## [The input]
--------

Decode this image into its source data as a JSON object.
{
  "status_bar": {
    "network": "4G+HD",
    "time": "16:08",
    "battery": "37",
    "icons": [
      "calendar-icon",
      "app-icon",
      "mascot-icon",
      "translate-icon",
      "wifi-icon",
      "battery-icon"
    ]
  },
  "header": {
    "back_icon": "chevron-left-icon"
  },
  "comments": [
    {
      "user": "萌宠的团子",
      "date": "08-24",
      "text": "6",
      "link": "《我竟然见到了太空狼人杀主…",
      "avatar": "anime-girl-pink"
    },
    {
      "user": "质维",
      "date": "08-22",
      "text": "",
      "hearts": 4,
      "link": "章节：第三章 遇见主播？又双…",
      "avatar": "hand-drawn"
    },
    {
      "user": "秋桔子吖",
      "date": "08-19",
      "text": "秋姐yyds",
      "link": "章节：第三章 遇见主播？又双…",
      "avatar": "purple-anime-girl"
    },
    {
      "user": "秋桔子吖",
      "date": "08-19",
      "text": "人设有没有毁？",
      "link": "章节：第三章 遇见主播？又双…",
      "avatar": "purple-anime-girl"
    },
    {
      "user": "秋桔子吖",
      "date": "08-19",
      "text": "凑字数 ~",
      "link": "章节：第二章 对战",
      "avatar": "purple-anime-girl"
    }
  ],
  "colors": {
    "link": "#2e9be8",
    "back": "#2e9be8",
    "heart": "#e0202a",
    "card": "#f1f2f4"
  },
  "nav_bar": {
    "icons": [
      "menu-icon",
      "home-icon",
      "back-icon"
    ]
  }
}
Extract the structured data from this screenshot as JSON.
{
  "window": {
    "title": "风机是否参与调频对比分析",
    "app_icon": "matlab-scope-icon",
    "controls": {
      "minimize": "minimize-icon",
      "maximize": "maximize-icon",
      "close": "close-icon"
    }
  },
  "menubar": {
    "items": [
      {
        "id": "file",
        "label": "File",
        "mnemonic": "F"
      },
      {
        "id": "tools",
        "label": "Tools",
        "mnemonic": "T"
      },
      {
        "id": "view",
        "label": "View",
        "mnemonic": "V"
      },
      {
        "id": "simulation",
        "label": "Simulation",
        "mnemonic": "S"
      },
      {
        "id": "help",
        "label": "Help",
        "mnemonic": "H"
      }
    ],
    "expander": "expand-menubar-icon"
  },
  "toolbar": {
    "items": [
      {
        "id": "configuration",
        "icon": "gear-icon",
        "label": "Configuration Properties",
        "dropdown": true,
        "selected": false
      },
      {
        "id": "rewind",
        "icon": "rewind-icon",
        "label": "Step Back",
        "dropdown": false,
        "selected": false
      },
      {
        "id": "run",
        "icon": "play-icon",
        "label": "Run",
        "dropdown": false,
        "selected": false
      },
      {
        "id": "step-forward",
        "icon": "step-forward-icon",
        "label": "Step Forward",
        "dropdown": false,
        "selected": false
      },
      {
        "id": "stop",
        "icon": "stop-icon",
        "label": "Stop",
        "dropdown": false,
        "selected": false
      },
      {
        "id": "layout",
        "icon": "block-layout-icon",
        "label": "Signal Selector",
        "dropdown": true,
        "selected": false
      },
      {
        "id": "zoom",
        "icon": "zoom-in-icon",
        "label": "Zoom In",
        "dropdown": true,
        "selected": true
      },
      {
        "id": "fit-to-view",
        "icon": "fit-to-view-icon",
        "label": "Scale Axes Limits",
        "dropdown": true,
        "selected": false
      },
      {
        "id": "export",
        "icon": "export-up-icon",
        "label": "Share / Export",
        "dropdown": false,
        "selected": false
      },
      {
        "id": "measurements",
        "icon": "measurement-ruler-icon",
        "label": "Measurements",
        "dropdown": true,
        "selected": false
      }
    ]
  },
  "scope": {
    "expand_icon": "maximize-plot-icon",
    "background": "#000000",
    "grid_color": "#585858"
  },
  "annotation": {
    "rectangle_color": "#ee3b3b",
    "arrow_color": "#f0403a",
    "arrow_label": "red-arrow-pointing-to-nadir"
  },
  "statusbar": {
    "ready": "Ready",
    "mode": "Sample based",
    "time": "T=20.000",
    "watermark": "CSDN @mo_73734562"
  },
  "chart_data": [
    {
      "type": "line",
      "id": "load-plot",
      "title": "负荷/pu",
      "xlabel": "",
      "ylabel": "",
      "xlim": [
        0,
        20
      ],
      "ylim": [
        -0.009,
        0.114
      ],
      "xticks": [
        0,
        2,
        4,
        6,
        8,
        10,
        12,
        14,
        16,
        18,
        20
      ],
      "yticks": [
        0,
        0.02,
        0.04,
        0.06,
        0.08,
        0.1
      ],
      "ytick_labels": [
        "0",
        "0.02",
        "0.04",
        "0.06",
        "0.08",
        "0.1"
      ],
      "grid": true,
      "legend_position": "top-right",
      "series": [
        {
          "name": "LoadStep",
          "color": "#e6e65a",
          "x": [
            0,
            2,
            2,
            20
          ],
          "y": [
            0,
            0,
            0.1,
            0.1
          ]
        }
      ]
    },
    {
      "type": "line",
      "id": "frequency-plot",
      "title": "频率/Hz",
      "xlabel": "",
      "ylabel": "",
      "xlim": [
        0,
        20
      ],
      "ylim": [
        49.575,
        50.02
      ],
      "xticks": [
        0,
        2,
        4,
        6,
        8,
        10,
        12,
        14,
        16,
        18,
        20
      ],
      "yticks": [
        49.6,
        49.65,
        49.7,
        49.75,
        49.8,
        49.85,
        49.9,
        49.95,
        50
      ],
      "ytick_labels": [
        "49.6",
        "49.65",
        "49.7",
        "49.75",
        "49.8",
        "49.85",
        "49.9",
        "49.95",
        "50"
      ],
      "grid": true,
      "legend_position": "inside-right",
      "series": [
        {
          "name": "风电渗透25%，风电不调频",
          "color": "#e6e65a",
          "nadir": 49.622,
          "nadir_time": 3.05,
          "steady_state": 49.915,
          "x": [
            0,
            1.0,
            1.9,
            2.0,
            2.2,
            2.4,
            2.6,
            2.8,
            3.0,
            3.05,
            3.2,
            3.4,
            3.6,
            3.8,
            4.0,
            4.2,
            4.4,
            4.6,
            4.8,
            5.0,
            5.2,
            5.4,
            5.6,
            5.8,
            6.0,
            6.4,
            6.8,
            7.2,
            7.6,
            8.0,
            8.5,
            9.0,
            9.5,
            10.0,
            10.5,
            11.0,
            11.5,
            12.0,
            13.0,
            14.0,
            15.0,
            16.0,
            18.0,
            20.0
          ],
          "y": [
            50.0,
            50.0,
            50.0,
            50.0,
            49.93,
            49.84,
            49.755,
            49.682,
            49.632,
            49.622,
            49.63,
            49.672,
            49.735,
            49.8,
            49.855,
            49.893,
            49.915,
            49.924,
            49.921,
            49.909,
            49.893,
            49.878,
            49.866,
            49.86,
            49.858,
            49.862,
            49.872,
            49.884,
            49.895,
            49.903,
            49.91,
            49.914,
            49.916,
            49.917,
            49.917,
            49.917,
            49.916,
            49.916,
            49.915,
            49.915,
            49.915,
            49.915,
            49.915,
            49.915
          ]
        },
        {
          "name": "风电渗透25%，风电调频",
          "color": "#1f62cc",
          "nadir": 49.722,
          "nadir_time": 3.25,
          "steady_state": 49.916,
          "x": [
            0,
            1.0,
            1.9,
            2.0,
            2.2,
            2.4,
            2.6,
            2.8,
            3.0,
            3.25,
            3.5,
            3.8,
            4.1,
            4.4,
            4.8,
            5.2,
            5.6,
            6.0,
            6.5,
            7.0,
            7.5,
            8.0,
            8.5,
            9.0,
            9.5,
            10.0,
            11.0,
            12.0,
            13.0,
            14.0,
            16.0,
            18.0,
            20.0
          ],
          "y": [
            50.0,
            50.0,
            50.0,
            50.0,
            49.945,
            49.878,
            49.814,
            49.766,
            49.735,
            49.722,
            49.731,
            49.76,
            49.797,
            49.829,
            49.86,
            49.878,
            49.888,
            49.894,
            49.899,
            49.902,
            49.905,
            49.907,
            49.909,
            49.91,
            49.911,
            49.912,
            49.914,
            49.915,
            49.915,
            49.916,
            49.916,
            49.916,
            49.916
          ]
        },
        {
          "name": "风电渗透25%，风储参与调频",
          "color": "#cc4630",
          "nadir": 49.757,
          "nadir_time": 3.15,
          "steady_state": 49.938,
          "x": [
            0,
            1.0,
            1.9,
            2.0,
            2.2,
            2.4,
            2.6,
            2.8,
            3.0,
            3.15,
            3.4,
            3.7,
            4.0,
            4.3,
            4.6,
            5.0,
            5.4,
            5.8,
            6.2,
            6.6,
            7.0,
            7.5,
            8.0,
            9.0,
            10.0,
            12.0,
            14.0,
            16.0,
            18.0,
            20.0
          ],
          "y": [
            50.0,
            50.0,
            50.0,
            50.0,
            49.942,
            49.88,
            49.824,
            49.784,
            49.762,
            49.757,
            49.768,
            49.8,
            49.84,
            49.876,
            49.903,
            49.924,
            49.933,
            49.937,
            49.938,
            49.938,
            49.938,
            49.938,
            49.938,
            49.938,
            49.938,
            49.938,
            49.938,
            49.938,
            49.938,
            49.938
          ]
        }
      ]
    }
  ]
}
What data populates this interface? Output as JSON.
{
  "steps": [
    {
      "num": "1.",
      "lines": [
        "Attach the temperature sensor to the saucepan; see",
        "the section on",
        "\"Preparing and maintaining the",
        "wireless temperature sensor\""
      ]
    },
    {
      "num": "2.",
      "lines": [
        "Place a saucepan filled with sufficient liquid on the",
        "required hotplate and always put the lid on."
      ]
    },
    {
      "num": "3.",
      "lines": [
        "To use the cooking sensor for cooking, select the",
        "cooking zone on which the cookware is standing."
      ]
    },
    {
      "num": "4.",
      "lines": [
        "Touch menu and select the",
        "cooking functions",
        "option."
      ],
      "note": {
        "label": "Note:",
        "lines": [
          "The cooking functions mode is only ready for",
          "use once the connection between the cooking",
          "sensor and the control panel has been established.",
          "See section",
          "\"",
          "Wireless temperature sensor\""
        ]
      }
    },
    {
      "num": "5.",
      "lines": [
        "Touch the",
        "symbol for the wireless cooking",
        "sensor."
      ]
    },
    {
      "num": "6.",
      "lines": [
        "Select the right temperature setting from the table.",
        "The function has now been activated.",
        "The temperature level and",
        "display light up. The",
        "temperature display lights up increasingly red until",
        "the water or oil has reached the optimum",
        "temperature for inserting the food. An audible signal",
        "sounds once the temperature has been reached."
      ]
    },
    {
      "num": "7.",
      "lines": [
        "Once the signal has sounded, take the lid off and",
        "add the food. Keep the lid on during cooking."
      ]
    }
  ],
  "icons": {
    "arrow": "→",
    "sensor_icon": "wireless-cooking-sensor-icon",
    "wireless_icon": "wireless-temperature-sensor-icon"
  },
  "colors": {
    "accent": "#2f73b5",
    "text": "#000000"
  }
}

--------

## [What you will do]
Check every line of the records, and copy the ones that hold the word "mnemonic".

## [Solution for this problem]
        "mnemonic": "F"
        "mnemonic": "T"
        "mnemonic": "V"
        "mnemonic": "S"
        "mnemonic": "H"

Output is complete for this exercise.